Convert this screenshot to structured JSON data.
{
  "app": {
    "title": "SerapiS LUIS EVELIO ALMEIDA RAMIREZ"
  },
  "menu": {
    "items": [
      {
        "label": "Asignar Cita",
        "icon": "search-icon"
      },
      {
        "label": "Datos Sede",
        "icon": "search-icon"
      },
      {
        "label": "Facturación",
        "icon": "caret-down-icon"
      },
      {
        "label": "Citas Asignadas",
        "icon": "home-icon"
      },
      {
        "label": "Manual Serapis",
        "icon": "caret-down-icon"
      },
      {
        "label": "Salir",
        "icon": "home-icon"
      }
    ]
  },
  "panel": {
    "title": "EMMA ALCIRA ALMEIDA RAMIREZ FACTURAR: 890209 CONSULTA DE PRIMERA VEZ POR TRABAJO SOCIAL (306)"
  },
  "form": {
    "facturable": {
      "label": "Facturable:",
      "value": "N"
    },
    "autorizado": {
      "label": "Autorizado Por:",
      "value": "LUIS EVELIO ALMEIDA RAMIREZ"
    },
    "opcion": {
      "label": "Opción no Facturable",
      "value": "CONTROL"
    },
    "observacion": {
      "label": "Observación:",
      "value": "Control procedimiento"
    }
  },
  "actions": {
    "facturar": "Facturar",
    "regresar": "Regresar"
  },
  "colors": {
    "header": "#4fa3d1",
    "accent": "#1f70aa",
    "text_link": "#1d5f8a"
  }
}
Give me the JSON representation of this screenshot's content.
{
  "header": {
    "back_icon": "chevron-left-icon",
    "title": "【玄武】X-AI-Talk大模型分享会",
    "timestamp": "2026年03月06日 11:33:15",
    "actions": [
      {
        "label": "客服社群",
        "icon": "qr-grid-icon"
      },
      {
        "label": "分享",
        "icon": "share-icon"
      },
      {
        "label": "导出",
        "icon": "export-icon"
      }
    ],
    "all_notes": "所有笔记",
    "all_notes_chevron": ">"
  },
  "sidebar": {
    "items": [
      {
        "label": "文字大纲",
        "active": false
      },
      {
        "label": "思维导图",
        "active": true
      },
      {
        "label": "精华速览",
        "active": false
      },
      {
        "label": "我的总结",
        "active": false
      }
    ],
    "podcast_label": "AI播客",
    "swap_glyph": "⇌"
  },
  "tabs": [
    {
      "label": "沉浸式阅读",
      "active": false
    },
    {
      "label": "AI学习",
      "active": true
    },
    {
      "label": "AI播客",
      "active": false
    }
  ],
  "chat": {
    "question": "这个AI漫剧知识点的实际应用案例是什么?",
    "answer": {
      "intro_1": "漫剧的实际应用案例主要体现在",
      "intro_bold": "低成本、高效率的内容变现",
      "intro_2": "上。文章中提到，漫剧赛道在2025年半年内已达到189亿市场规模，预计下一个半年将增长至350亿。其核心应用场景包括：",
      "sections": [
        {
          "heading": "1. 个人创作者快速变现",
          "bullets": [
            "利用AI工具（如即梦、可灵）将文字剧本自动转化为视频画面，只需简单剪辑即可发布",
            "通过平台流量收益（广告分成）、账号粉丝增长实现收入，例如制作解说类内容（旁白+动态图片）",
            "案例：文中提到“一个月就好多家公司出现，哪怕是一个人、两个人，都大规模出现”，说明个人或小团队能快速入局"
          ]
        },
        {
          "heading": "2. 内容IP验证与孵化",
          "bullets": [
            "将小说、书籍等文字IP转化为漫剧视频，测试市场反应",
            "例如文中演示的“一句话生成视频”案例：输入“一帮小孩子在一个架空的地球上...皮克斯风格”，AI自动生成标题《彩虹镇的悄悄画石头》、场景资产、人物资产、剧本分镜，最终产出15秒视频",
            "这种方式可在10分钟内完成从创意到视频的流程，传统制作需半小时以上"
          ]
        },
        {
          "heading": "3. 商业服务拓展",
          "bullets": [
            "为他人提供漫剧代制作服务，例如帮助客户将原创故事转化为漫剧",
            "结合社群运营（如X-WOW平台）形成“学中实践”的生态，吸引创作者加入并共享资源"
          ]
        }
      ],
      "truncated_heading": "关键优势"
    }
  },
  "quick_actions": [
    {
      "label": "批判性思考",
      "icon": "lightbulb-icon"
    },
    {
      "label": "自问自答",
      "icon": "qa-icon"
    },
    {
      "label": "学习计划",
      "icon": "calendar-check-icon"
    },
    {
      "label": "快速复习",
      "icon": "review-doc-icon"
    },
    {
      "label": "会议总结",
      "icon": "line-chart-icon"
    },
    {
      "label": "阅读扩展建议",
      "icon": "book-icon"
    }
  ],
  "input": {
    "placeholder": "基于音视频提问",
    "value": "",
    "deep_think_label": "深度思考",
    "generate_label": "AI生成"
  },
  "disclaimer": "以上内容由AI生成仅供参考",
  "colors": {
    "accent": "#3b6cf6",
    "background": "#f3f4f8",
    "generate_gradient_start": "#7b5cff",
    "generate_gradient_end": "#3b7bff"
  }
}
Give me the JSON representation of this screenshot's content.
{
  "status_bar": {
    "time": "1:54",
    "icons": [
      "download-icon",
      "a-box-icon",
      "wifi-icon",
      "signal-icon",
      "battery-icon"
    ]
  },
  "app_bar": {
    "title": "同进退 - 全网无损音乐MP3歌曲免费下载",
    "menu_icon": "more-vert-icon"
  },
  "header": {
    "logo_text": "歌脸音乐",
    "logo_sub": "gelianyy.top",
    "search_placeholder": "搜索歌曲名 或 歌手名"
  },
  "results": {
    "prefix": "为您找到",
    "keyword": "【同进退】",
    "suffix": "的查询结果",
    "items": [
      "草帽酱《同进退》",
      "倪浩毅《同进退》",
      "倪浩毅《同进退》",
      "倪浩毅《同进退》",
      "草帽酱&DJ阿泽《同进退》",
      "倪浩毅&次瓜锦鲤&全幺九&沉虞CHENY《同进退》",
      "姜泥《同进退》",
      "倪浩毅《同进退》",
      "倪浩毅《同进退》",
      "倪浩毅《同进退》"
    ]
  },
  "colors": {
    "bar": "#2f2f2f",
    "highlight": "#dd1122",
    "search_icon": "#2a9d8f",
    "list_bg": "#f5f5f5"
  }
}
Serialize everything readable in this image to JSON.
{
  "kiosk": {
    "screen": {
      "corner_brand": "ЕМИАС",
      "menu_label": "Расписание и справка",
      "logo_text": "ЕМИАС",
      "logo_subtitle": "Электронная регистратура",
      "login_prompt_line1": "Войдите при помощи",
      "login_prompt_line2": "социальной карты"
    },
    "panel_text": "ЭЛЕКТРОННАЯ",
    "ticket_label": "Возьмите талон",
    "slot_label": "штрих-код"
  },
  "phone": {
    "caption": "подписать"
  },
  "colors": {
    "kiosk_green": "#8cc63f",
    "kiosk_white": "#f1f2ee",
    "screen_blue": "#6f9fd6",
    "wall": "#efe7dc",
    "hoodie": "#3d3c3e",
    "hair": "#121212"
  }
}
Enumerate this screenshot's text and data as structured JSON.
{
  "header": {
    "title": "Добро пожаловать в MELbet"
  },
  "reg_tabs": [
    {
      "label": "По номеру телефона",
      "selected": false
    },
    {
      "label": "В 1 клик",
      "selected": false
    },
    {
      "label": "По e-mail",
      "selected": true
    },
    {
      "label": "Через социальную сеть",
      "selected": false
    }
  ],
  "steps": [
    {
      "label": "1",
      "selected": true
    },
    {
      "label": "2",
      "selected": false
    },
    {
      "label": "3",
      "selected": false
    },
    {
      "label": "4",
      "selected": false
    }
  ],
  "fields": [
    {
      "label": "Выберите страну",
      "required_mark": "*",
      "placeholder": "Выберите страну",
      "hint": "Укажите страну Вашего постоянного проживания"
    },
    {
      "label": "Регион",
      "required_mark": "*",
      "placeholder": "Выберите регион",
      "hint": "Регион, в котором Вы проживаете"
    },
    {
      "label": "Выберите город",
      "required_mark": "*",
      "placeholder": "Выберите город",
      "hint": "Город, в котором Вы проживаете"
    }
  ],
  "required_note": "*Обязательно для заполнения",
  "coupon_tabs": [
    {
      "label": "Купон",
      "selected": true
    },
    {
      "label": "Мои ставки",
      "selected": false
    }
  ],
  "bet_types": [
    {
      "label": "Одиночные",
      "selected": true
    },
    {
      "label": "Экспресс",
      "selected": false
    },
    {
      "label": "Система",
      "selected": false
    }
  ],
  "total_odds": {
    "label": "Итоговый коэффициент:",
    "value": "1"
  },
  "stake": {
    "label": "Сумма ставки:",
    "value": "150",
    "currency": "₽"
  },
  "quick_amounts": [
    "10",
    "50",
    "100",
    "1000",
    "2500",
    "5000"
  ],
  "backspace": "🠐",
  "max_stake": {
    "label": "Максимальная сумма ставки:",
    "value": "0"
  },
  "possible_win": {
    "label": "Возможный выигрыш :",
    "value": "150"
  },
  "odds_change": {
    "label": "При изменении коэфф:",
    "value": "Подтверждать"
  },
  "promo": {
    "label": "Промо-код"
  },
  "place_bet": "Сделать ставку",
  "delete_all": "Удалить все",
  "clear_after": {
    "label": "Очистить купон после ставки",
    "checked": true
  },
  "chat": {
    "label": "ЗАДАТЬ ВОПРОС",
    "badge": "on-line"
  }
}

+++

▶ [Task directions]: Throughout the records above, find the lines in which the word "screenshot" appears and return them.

▶ [Output for this task]:
Convert this screenshot to structured JSON data.
Give me the JSON representation of this screenshot's content.
Give me the JSON representation of this screenshot's content.
Enumerate this screenshot's text and data as structured JSON.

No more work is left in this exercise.